BEGIN Working data

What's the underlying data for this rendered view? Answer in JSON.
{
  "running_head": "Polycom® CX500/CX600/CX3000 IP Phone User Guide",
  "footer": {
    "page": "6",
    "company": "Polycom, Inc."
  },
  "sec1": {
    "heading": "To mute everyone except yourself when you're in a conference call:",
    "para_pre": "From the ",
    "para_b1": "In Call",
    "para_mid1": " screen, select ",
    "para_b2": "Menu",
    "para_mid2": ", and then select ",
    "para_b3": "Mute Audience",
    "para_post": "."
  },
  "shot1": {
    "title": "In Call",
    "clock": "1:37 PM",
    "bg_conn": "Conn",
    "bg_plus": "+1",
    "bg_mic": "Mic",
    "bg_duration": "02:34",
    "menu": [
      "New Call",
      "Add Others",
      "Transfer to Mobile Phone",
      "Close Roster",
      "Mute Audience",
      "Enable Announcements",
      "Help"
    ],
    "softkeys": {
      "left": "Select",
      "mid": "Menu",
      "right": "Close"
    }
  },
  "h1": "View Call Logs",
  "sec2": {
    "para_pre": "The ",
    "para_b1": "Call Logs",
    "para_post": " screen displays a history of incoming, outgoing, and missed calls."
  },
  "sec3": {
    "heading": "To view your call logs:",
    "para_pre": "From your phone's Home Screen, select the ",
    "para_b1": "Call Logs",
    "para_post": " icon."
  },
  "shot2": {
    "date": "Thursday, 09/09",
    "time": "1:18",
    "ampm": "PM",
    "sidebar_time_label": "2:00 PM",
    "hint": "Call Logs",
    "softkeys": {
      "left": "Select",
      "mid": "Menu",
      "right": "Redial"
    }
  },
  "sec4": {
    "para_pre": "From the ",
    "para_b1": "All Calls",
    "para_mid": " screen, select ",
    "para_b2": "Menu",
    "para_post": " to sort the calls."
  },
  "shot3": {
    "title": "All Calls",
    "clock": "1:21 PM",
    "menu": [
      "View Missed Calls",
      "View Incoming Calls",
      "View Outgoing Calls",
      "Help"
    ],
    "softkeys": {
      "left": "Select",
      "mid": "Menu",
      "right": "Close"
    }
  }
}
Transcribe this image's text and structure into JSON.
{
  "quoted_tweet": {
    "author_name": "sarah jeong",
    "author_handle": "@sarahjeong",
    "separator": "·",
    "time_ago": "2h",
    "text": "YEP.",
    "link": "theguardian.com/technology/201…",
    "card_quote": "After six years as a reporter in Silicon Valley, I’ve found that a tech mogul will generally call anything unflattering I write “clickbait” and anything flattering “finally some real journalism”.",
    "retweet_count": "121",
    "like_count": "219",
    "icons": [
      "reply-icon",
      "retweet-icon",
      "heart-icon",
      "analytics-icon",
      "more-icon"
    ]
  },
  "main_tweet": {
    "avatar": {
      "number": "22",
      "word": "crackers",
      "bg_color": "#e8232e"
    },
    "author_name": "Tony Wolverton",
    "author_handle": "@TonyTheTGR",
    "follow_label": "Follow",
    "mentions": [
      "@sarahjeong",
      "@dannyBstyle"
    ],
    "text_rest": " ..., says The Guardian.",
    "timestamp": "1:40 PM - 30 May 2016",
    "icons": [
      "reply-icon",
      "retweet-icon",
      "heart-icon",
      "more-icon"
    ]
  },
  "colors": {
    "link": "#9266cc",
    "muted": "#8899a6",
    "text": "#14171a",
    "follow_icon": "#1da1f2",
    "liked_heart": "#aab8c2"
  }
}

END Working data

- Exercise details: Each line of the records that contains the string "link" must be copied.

- Result:
    "link": "theguardian.com/technology/201…",
    "link": "#9266cc",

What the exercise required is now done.